In the Dominican Republic, baseball isn’t a pastime either. It’s a way to a better life. Every day, thousands of boys are taking to the field as though it were a job. For a handful, it will become one. Jared Goodman’s Road to the Big Leagues attempts to trace the importance of baseball in the small republic. Although somewhat soft in tackling some of the more controversial aspects, it is still a fascinating look at the sport outside of the bright stadium lights and manicured lawns of the big leagues.

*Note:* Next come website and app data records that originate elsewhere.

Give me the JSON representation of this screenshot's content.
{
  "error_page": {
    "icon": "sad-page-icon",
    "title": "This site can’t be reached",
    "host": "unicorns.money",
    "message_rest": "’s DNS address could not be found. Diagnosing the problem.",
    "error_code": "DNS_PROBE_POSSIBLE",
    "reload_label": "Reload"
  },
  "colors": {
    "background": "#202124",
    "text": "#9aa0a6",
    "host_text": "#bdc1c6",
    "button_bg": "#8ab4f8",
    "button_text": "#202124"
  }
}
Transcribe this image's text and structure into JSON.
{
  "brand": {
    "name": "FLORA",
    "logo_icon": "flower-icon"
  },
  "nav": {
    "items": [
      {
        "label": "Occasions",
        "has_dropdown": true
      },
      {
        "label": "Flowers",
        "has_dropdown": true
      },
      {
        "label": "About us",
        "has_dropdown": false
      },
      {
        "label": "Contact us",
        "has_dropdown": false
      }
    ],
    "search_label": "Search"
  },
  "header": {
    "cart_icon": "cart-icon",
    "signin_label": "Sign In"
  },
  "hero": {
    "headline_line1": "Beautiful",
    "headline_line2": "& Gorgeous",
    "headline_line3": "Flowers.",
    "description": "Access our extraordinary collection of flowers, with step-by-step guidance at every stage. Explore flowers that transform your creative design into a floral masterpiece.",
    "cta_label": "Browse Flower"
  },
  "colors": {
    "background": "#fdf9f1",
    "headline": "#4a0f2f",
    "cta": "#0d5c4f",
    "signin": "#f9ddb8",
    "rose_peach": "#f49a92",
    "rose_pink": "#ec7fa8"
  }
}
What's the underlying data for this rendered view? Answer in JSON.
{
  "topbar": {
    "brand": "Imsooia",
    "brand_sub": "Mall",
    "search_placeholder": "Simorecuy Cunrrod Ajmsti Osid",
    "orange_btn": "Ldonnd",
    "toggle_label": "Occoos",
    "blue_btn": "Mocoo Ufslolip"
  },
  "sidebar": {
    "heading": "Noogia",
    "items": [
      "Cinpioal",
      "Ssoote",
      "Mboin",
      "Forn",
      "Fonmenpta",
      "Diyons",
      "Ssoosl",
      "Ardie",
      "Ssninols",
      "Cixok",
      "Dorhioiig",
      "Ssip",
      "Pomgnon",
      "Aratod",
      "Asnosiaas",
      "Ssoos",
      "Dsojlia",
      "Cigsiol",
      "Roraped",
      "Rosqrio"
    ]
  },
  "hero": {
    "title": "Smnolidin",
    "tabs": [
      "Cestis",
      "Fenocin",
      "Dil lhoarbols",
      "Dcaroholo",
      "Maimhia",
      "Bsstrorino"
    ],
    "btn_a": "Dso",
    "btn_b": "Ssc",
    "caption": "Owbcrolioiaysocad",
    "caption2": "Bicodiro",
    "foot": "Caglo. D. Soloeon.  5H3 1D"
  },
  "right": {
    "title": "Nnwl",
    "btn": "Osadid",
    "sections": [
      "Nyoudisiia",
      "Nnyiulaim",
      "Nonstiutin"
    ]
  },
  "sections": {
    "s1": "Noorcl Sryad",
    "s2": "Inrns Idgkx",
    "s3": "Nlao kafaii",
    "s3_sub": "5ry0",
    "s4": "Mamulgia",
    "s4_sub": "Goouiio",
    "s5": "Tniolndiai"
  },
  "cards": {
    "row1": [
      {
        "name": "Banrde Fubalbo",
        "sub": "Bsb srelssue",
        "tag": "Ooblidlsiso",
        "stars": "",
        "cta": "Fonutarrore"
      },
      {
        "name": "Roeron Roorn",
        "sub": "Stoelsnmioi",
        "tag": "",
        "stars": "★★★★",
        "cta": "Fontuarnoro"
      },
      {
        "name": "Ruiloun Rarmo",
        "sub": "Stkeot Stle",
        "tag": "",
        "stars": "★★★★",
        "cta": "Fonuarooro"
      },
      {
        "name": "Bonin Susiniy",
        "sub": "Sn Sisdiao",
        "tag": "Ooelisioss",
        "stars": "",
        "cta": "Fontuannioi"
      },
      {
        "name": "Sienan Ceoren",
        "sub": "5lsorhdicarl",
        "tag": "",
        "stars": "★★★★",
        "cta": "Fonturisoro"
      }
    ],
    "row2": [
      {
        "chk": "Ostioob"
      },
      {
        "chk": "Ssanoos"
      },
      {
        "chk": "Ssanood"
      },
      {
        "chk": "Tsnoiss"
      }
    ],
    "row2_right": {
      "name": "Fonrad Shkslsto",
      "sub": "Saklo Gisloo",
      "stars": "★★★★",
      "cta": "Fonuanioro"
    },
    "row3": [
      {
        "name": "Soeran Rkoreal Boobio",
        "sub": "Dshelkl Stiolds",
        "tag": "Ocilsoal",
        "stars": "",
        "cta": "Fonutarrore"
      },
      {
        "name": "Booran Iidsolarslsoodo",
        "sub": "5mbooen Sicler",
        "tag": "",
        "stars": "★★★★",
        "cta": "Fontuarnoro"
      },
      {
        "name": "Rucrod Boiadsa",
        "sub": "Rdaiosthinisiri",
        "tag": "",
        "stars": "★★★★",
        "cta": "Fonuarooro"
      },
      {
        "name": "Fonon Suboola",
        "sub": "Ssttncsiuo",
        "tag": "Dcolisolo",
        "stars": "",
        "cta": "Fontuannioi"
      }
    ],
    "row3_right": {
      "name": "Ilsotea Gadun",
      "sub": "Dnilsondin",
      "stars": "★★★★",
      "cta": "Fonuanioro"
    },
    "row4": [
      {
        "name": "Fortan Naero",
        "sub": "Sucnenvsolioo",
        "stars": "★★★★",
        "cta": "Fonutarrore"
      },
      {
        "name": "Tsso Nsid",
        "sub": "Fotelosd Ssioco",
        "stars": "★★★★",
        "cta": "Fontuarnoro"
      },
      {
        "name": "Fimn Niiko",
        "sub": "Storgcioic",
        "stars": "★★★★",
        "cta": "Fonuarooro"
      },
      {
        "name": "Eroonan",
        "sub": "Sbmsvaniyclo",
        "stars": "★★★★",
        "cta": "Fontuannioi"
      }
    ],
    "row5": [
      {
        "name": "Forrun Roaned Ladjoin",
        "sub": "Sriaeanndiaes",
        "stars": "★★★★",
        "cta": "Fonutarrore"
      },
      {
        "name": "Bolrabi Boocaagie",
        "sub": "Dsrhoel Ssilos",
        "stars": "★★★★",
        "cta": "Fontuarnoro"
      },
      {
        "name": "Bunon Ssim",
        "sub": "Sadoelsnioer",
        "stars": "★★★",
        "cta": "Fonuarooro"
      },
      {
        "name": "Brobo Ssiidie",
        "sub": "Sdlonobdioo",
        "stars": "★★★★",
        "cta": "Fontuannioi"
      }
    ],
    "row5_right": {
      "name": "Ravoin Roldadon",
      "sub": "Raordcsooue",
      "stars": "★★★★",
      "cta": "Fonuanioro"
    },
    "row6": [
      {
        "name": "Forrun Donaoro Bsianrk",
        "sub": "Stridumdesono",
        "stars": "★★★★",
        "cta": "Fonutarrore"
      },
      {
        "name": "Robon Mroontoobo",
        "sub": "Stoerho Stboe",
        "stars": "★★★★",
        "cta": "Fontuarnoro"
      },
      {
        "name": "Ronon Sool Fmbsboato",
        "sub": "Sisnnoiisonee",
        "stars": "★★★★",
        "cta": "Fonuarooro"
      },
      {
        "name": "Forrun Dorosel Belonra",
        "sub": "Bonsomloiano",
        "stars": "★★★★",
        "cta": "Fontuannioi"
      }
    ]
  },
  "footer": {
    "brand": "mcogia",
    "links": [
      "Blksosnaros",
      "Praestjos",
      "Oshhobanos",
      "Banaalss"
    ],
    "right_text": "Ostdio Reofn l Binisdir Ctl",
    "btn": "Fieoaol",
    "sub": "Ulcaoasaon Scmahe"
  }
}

Focusing on Dominican baseball academies, the film follows several youngsters at various stages of development. Some are just starting out, others are on the verge of getting their big break with an American team. Goodman breaks the narrative down by focusing largely on a couple of players. We follow the day-to-day routines of practices, games and English classes. We also follow the boys to their homes, broken down by middle class North American standards. It’s plain to see that these people struggle and that baseball can be a way out of poverty. We hear passionate speeches from the players about how great it would be to step on a MLB field and about their heroes. Coaches, friends and parents further drive home the dream and the cause. The result is often predictable and barely scratches the deeper issues. The boys feel more like models for a system rather than individuals acting within that system.
I would have loved to have seen more personal. This could have been achieved by sharpening the focus to fewer boys. With a potentially limited filming schedule, it may have been tough to film over a longer period of time in order to build a full story arc with just one or two players. Instead, there’s a broader mix, all of whom feel somewhat glossed over.
Road to the Big Leagues hardly touches on the darker side of these Dominican baseball academies. Several have been involved in scandals and I wouldn’t be surprised if more surface in the future. From false identities to embellished ages to corrupt officials, there is a lot of natural conflict that would be much more fascinating rather than the more generic rags to major league riches story. Goodman does address the penalties involved in committing fraud, but it’s portrayed more as an afterthought.
Although a fictional film, I much preferred Sugar, a film that looked at the next step of the narrative where a player comes up from the Dominican to find his way in America. It has that sharper focus and looks at the issues from different angles.
That said, Road to the Big Leagues is a solid introduction to an important part of baseball that is only just starting to get attention. It relies on romantic notions of the game even though it’s anything but romantic.
Road to the Big Leagues Gallery